Pizza is served with packets of mayo, ketchup (to compensate for the lack of sauce, ftw), and olive oil. Proper etiquette is to eat it with a fork and knife. No New York-style folding and jamming, thankyouverymuch. Brazilians are at a loss of what to do if the pizza is served before the utensils (me: you’re effing kidding right? You snooze, you lose…Slide that puppy over here!) In sum, Brazilian pizza is definitely worth trying, and definitely NOT anything like an American pizza.

Of course there’s nothing like the tastes of home. One of my delights at the farm is that we’ve repaired our wood-fired oven. American pizza (extra sauce and cheese, please) is a regular treat. Folding encouraged. 

Zika Madness


I get a lot of questions from people in the States about how people here in Brazil are dealing with all the Zika craziness. Americans are absolutely freaking out about the problem. And Brazilians? My answer always is: “They shrug.”

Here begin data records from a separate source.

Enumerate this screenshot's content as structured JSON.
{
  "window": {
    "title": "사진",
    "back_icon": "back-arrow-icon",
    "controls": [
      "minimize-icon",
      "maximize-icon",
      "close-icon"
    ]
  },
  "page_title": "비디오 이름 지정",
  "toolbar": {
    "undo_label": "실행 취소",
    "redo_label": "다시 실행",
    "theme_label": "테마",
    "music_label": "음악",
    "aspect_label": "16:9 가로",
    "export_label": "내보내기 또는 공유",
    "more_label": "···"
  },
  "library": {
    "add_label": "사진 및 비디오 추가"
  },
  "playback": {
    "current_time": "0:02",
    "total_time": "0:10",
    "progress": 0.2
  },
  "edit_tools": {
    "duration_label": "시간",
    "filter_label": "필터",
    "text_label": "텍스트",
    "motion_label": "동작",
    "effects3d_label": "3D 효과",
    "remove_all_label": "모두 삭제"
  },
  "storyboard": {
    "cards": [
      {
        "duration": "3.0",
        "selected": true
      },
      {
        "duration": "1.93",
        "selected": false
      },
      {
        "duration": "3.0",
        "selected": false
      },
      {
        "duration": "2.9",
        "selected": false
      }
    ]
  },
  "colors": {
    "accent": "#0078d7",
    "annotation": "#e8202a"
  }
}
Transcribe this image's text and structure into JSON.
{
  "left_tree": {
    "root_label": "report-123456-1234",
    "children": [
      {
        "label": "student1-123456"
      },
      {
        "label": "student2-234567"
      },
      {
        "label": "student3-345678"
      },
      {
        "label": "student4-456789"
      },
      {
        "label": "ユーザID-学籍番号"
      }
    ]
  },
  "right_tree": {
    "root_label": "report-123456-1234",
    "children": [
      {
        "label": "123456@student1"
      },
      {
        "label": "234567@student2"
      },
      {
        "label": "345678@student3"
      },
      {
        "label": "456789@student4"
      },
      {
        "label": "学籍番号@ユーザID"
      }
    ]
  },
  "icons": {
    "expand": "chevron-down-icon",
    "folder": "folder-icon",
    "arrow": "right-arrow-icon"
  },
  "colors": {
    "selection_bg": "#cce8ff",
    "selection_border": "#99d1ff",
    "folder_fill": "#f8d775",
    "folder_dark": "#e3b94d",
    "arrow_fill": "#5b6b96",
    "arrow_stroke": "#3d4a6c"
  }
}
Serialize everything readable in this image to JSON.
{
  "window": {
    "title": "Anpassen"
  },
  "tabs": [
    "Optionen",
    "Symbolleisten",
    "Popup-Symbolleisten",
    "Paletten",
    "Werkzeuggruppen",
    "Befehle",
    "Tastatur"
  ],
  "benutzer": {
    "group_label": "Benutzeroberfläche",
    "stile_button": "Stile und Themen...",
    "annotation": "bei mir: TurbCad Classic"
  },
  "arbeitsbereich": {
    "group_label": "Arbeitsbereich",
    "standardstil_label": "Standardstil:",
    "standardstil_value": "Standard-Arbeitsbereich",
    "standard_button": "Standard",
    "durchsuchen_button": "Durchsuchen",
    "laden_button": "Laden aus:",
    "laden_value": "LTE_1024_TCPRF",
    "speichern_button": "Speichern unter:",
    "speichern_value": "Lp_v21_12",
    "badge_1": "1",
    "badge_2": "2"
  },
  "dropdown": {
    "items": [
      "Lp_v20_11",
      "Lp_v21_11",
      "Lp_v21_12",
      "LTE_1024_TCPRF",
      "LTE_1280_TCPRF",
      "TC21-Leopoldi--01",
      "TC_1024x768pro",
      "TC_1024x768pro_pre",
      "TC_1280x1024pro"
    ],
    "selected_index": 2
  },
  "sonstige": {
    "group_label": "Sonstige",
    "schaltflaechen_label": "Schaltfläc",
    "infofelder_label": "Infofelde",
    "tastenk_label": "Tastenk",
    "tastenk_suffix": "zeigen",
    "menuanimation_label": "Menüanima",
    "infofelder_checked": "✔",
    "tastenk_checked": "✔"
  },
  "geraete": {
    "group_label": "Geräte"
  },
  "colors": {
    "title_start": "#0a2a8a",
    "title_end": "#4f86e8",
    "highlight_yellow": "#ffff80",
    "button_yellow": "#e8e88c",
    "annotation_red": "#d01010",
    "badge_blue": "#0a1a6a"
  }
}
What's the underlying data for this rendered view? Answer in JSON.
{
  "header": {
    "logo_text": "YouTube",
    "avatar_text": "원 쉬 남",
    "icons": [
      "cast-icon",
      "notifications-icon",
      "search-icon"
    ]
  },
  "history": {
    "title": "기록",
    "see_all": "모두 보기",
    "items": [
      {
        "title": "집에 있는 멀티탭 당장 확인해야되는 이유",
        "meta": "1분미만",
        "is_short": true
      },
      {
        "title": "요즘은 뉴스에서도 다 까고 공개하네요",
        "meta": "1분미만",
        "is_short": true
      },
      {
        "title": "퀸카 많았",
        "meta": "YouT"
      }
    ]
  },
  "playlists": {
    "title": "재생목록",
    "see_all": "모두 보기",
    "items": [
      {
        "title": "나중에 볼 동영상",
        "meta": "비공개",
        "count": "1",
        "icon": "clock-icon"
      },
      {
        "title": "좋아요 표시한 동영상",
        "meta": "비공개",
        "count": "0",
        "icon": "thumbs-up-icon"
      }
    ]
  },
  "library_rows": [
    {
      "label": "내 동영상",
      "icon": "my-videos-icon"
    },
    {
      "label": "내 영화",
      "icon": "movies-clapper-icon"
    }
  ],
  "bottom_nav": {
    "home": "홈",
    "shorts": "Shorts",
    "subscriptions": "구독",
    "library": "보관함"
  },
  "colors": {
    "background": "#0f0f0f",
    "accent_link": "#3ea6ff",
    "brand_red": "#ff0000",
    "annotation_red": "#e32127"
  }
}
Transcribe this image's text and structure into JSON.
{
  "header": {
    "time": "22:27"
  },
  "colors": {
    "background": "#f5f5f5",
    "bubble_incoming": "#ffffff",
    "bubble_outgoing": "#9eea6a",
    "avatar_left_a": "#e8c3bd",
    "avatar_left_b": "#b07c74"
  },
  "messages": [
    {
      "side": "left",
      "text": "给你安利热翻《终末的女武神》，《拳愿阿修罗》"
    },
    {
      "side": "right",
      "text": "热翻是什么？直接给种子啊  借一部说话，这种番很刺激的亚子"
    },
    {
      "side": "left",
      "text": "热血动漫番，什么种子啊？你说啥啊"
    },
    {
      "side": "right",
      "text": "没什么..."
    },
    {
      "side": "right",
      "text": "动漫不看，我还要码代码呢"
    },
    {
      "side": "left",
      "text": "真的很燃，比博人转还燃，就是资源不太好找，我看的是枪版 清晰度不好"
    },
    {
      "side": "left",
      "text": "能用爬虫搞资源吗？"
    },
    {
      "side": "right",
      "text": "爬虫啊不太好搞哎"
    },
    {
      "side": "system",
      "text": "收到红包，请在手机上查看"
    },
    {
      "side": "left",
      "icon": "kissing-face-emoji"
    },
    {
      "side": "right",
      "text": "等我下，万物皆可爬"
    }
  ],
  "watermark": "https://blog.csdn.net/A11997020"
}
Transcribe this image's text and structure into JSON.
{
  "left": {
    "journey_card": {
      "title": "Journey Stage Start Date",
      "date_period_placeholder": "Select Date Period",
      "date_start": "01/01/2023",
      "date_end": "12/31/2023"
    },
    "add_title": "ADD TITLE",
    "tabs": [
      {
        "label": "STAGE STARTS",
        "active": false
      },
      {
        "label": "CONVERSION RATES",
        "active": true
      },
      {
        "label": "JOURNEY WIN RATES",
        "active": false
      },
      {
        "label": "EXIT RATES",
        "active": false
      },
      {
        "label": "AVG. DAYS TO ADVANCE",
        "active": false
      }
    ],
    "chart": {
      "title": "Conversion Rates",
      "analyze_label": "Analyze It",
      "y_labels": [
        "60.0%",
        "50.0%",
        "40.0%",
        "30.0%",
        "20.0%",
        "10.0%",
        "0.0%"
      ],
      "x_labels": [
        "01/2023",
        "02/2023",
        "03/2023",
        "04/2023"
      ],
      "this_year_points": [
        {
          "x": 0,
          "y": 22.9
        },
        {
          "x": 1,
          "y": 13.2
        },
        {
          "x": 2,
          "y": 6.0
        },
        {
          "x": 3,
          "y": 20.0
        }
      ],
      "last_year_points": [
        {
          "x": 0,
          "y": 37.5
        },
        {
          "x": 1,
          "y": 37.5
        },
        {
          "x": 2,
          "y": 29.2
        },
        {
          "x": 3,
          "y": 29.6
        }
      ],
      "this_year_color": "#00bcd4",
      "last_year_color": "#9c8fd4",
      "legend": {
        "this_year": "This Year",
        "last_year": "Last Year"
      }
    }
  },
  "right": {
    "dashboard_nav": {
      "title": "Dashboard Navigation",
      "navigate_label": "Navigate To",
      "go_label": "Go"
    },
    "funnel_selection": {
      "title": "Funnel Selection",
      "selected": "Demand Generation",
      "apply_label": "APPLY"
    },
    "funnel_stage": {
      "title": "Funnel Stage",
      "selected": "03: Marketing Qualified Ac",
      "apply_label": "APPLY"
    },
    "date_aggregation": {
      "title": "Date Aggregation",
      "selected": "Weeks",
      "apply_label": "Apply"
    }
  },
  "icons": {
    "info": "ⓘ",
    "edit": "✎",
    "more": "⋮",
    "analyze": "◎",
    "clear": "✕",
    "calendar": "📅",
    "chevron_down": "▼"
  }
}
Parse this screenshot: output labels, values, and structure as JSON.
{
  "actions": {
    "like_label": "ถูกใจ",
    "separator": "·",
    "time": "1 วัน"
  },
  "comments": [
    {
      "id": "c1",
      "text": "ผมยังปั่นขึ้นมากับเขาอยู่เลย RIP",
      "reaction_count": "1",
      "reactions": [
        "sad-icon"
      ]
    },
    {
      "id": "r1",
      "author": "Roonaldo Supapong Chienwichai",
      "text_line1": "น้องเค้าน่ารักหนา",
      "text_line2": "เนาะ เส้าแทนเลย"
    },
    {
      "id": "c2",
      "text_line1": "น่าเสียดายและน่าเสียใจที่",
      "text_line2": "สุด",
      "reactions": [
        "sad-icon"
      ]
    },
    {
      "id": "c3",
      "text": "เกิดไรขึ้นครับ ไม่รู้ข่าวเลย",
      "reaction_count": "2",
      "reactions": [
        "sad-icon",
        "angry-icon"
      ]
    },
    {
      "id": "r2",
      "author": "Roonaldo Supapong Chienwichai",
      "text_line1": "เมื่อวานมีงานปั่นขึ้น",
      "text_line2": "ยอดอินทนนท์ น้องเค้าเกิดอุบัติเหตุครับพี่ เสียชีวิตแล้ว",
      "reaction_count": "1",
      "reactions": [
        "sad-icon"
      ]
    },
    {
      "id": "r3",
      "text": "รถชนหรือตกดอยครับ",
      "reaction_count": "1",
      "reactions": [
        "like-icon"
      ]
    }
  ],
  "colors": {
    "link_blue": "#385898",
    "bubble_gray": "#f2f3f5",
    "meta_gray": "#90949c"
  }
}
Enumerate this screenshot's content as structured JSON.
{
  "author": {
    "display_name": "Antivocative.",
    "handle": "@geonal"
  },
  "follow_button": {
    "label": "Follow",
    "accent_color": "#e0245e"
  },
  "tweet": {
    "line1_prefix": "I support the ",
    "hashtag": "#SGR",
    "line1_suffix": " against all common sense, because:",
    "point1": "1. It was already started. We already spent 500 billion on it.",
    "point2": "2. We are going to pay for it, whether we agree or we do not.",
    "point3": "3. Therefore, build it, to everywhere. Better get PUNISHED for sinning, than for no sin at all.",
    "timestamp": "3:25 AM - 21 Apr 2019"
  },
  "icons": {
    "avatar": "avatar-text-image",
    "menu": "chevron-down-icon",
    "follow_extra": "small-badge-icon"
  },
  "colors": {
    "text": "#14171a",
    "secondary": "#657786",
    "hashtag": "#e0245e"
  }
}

It’s true. Ask any average Brazilian their opinion about Zika, and they’ll lift their shoulders and sigh. Because it’s transmitted by the same bug that transmits dengue and they’ve been battling dengue for DECADES with little success. Because it’s a symptom of a broken health system. Because it’s got Brazil in the international spotlight, and it’s not flattering and they’re embarrassed.

Brazilians just don’t react much to the issue. I honestly have had more conversations about Zika with Americans (who have just had their first microencephaly case just recently) than with Brazilians (who have had hundreds, if not thousands of cases). This is not to say it’s not a problem. Even here in our little town in Minas Gerais, dengue is a problem. My mother-in-law was treated for it, as was a co-worker. It doesn’t happen a lot, but it happens. And if dengue is here, then Zika could be and also Chikungunya.

Some of this is just the Brazilian toujours gai attitude about life. Always cheerful, nothing’s ever a huge problem, smile and give ’em a thumbs up even when the world is about crash down around your ears.

Some of it is the tragedy of the commons–because the best way to stop the transmission of Zika and dengue is to eliminate all the places the mosquitos can breed which means everyone cleaning up all that trash that Brazilians have been tossing out their windows for ages (the mosquitos can breed in pools of water as small as a soda bottle cap) and screening in houses that just were never built to be airtight. A friend of mine gave us a honorable mention in an article about the problem. We’re the only house in town with window screens, and that’s because I imported kits from Home Depot in the States (thanks mom!). Solving the transmission is a massive public health undertaking and depends on each person doing their part. Which brings us back to part #1 of the problem–convincing the public that there’s a crisis that requires individual action. Which generally is tough to get Brazilians to do.

So imagine my surprise when I saw this public health campaign poster yesterday in the neighboring town of Novo Cruzeiro. Translation: “Free Novo Cruziero from the Chikungunya and Zika viruses–How many people will have to die for you to CLEAN UP YOUR YARD?”

Because DAMN.


“How many people have to die for you to clean up your yard?”